BEGIN Source records

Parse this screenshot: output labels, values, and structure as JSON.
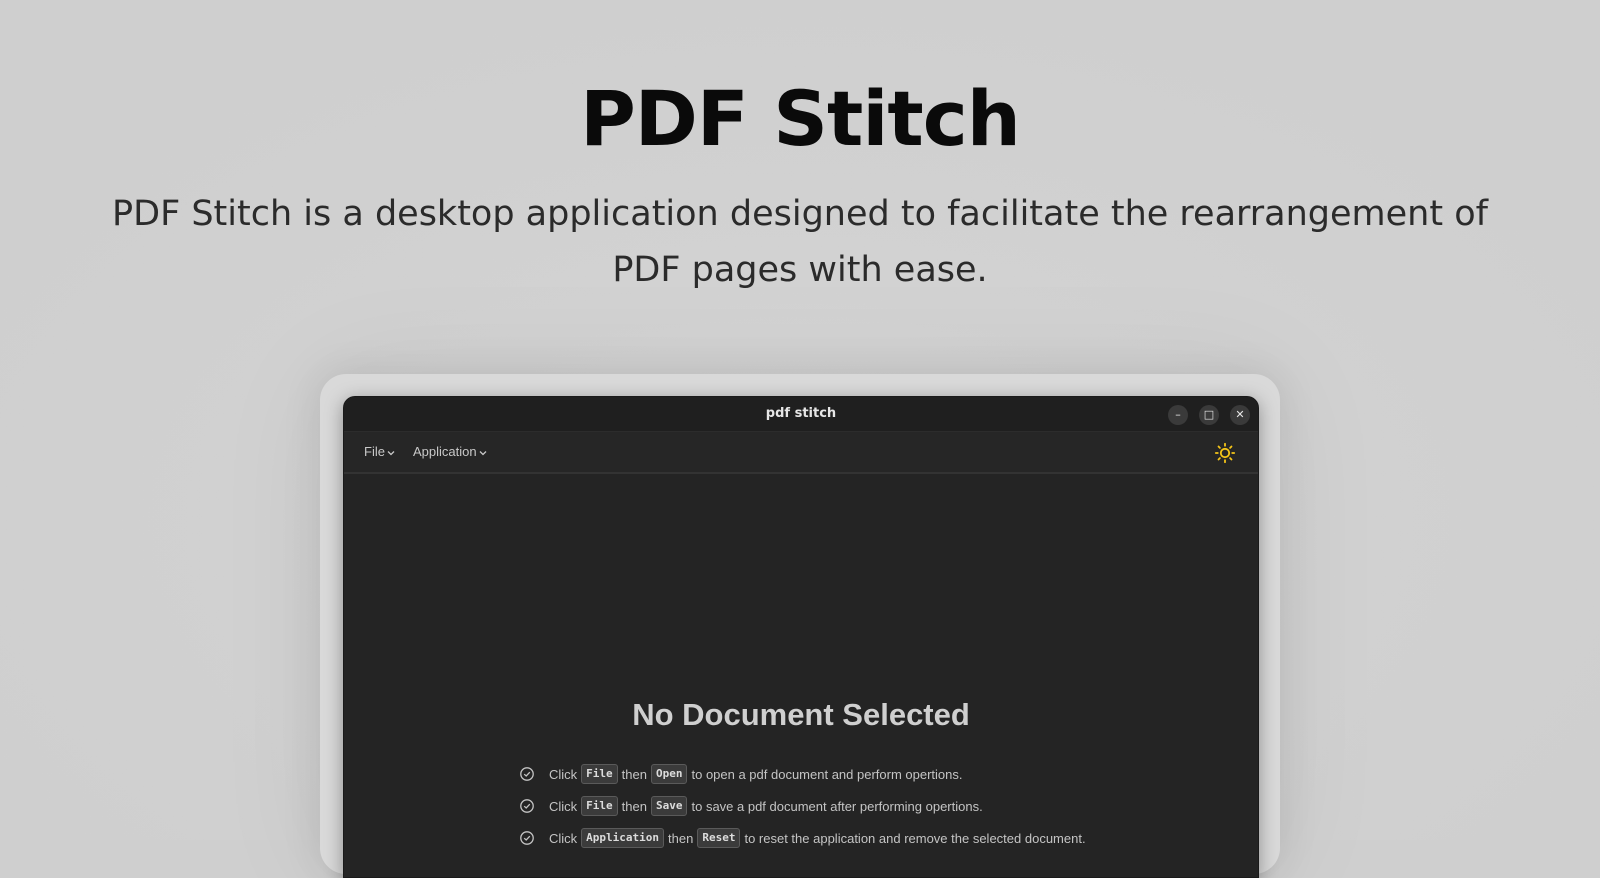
{
  "hero": {
    "title": "PDF Stitch",
    "subtitle": "PDF Stitch is a desktop application designed to facilitate the rearrangement of PDF pages with ease."
  },
  "window": {
    "title": "pdf stitch",
    "controls": {
      "minimize": "–",
      "maximize": "□",
      "close": "✕"
    }
  },
  "menubar": {
    "file_label": "File",
    "application_label": "Application",
    "theme_icon": "sun-icon",
    "theme_icon_color": "#f5c518"
  },
  "empty_state": {
    "title": "No Document Selected",
    "instructions": [
      {
        "pre": "Click",
        "key1": "File",
        "mid": "then",
        "key2": "Open",
        "post": "to open a pdf document and perform opertions."
      },
      {
        "pre": "Click",
        "key1": "File",
        "mid": "then",
        "key2": "Save",
        "post": "to save a pdf document after performing opertions."
      },
      {
        "pre": "Click",
        "key1": "Application",
        "mid": "then",
        "key2": "Reset",
        "post": "to reset the application and remove the selected document."
      }
    ]
  }
}
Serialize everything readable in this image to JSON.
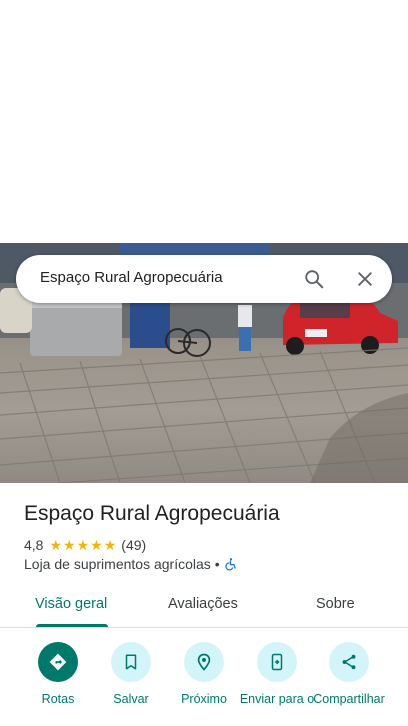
{
  "search": {
    "query": "Espaço Rural Agropecuária"
  },
  "place": {
    "title": "Espaço Rural Agropecuária",
    "rating": "4,8",
    "stars": 5,
    "review_count": "(49)",
    "category": "Loja de suprimentos agrícolas",
    "separator": "•"
  },
  "tabs": [
    {
      "label": "Visão geral",
      "active": true
    },
    {
      "label": "Avaliações",
      "active": false
    },
    {
      "label": "Sobre",
      "active": false
    }
  ],
  "actions": [
    {
      "label": "Rotas",
      "icon": "directions-icon"
    },
    {
      "label": "Salvar",
      "icon": "bookmark-icon"
    },
    {
      "label": "Próximo",
      "icon": "nearby-icon"
    },
    {
      "label": "Enviar para o",
      "icon": "send-to-phone-icon"
    },
    {
      "label": "Compartilhar",
      "icon": "share-icon"
    }
  ],
  "colors": {
    "accent": "#00796b",
    "action_bg": "#d3f5fa",
    "star": "#f4b400",
    "accessibility": "#1a73e8"
  }
}
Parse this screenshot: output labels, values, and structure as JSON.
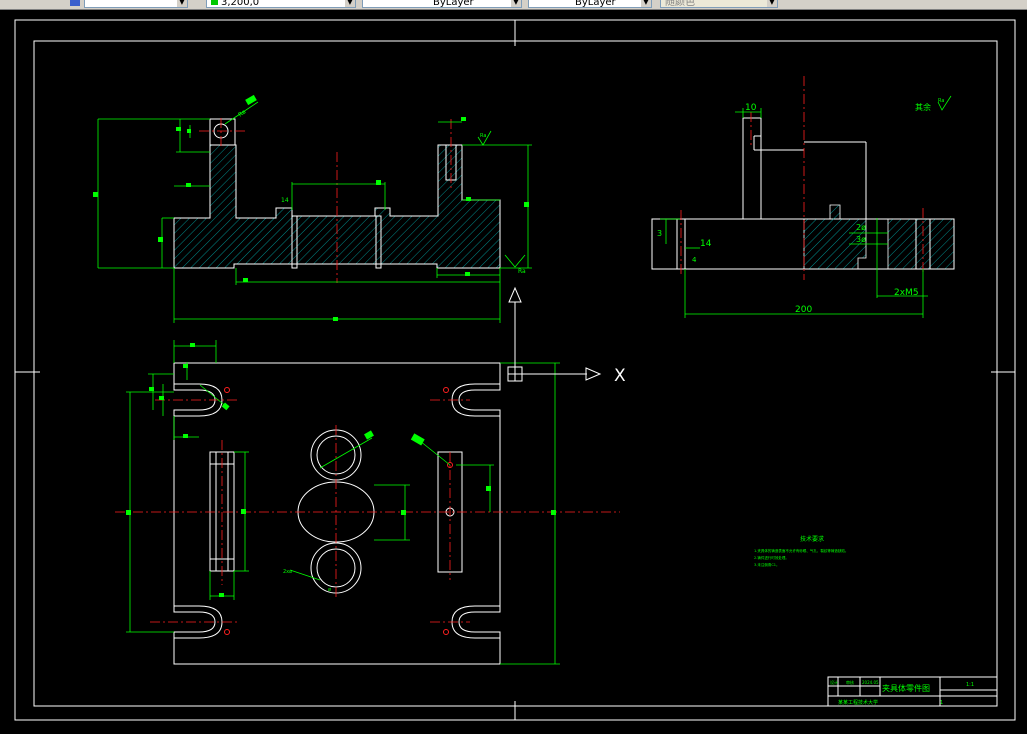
{
  "toolbar": {
    "field1": "",
    "color_value": "3,200,0",
    "linetype_value": "ByLayer",
    "lineweight_value": "ByLayer",
    "plotstyle_value": "随颜色"
  },
  "drawing": {
    "dim_top_width": "10",
    "dim_3": "3",
    "dim_14": "14",
    "dim_4": "4",
    "dim_200": "200",
    "dim_2x_m5": "2xM5",
    "dim_2phi": "2ø",
    "dim_3phi": "3ø",
    "axis_x_label": "X",
    "surface_note": "其余",
    "surface_symbol": "Ra",
    "tech_title": "技术要求",
    "tech_lines": [
      "1.夹具体的铸造表面不允许有砂眼、气孔、裂纹等铸造缺陷。",
      "2.铸件进行时效处理。",
      "3.未注倒角C1。"
    ],
    "title_block": {
      "part_name": "夹具体零件图",
      "scale": "1:1",
      "school": "某某工程技术大学",
      "sheet": "1"
    }
  }
}
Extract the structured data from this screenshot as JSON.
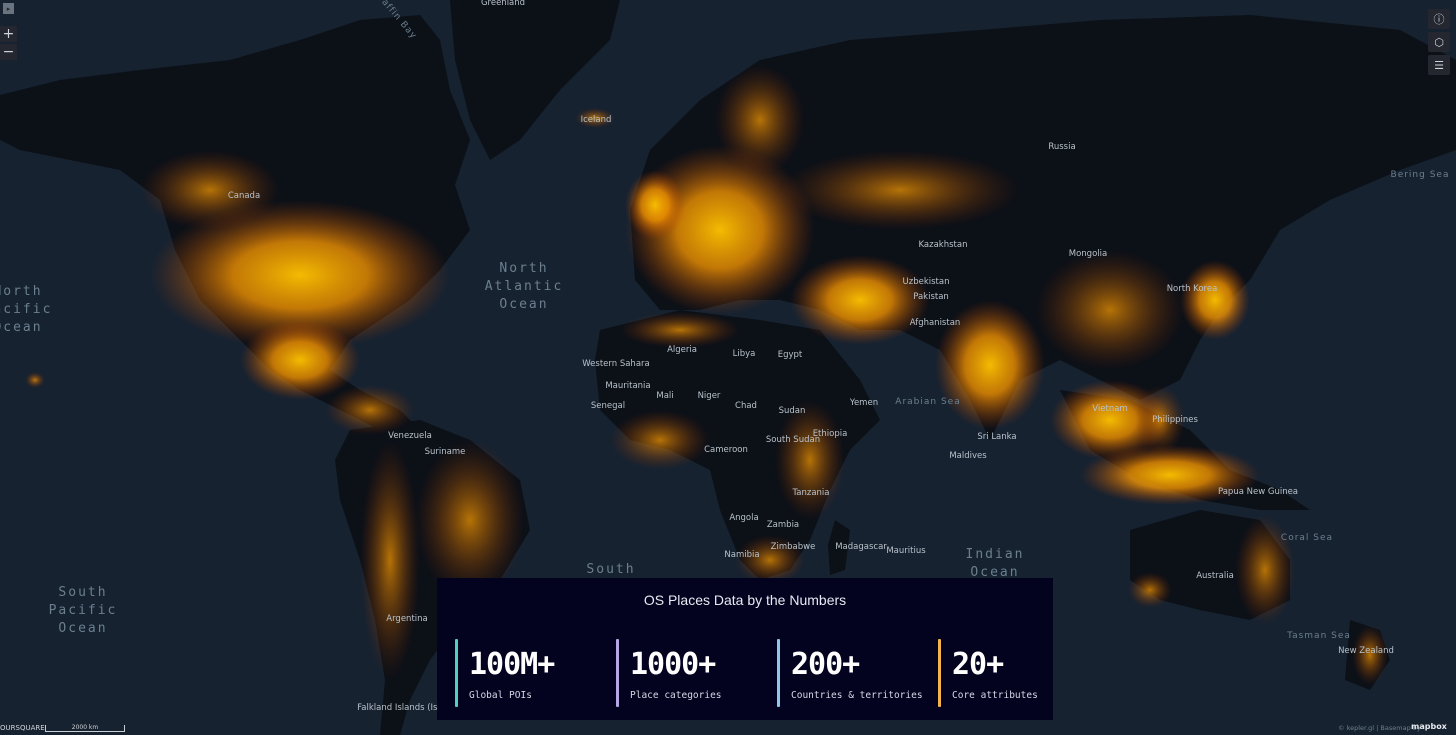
{
  "map": {
    "ocean_labels": [
      {
        "lines": [
          "North",
          "Atlantic",
          "Ocean"
        ]
      },
      {
        "lines": [
          "North",
          "Pacific",
          "Ocean"
        ]
      },
      {
        "lines": [
          "South",
          "Pacific",
          "Ocean"
        ]
      },
      {
        "lines": [
          "Indian",
          "Ocean"
        ]
      },
      {
        "lines": [
          "South"
        ]
      }
    ],
    "sea_labels": [
      "Baffin Bay",
      "Bering Sea",
      "Arabian Sea",
      "Coral Sea",
      "Tasman Sea"
    ],
    "place_labels": [
      "Greenland",
      "Iceland",
      "Russia",
      "Kazakhstan",
      "Mongolia",
      "Uzbekistan",
      "Pakistan",
      "Afghanistan",
      "Algeria",
      "Libya",
      "Egypt",
      "Mauritania",
      "Mali",
      "Niger",
      "Chad",
      "Sudan",
      "South Sudan",
      "Ethiopia",
      "Yemen",
      "Western Sahara",
      "Senegal",
      "Cameroon",
      "Angola",
      "Zambia",
      "Tanzania",
      "Zimbabwe",
      "Namibia",
      "Madagascar",
      "Mauritius",
      "Maldives",
      "Sri Lanka",
      "North Korea",
      "Vietnam",
      "Philippines",
      "Papua New Guinea",
      "Australia",
      "New Zealand",
      "Canada",
      "Venezuela",
      "Suriname",
      "Argentina",
      "Falkland Islands (Islas Malvinas)"
    ]
  },
  "controls": {
    "panel_toggle": "▸",
    "zoom_in": "+",
    "zoom_out": "−",
    "info": "ⓘ",
    "cube": "⬡",
    "legend": "☰"
  },
  "footer": {
    "attribution_left": "OURSQUARE",
    "scale": "2000 km",
    "attribution_right": "© kepler.gl | Basemap by",
    "mapbox": "mapbox"
  },
  "stats": {
    "title": "OS Places Data by the Numbers",
    "items": [
      {
        "value": "100M+",
        "label": "Global POIs",
        "accent": "#4fd1c5"
      },
      {
        "value": "1000+",
        "label": "Place categories",
        "accent": "#b7a6e6"
      },
      {
        "value": "200+",
        "label": "Countries & territories",
        "accent": "#8fc8e8"
      },
      {
        "value": "20+",
        "label": "Core attributes",
        "accent": "#f2b44a"
      }
    ]
  },
  "colors": {
    "ocean": "#162230",
    "land": "#0c1017",
    "poi_dense": "#ffc400",
    "poi_mid": "#ff9f00",
    "poi_sparse": "#c24a00"
  }
}
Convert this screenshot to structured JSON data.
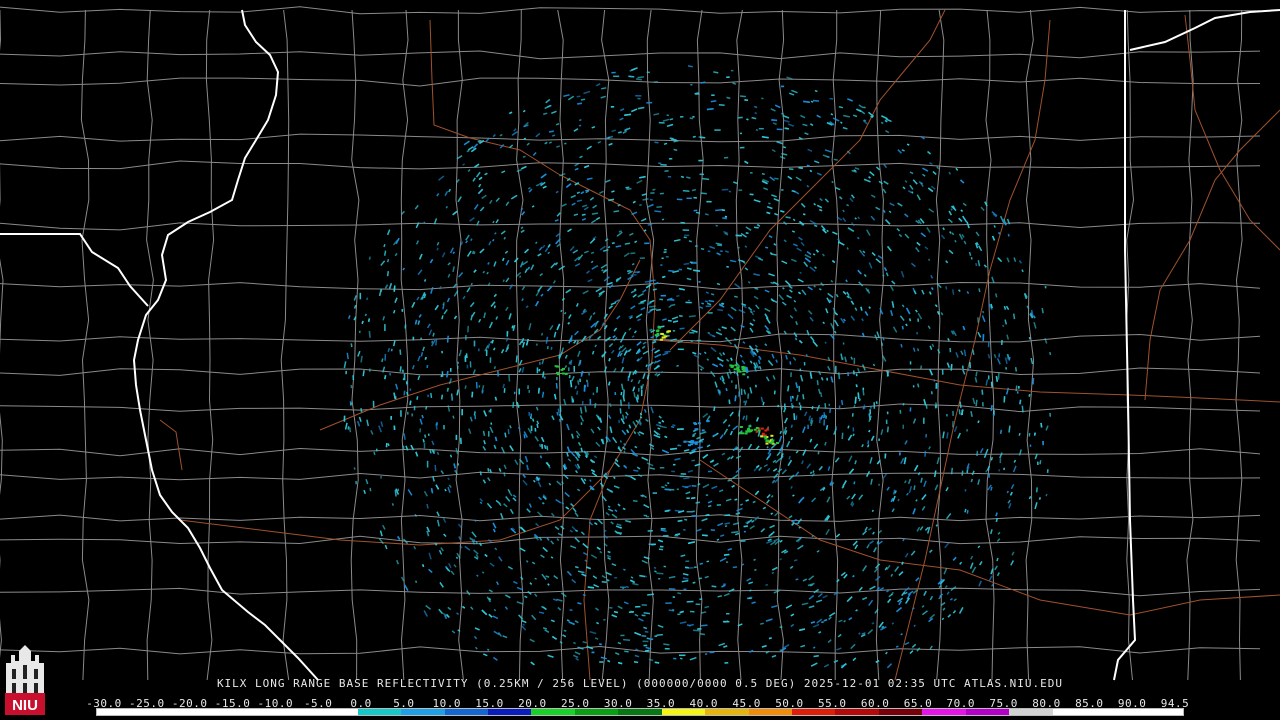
{
  "caption": {
    "text": "KILX LONG RANGE BASE REFLECTIVITY (0.25KM / 256 LEVEL) (000000/0000 0.5 DEG) 2025-12-01 02:35 UTC  ATLAS.NIU.EDU"
  },
  "colorscale": {
    "labels": [
      "-30.0",
      "-25.0",
      "-20.0",
      "-15.0",
      "-10.0",
      "-5.0",
      "0.0",
      "5.0",
      "10.0",
      "15.0",
      "20.0",
      "25.0",
      "30.0",
      "35.0",
      "40.0",
      "45.0",
      "50.0",
      "55.0",
      "60.0",
      "65.0",
      "70.0",
      "75.0",
      "80.0",
      "85.0",
      "90.0",
      "94.5"
    ],
    "colors": [
      "#ffffff",
      "#ffffff",
      "#ffffff",
      "#ffffff",
      "#ffffff",
      "#ffffff",
      "#17c8c8",
      "#1fa0e6",
      "#1466d2",
      "#0a1ebe",
      "#19d228",
      "#0aa014",
      "#087814",
      "#f5f514",
      "#e6b40a",
      "#f08c0a",
      "#dc1e0a",
      "#b40a0a",
      "#78000a",
      "#e614e6",
      "#b400c8",
      "#d2d2d2",
      "#ffffff",
      "#ffffff",
      "#ffffff"
    ]
  },
  "logo": {
    "text": "NIU"
  },
  "map": {
    "radar_site": "KILX",
    "colors": {
      "state_border": "#ffffff",
      "county_line": "#8a8a8a",
      "highway": "#a0522d",
      "echo_low": "#2ec8d8",
      "echo_mid": "#1a8fe0",
      "echo_green": "#22c43a",
      "echo_yellow": "#e8e820",
      "echo_red": "#e02010"
    }
  }
}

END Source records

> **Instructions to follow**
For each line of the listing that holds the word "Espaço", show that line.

> **Your response**
    "query": "Espaço Rural Agropecuária"
    "title": "Espaço Rural Agropecuária",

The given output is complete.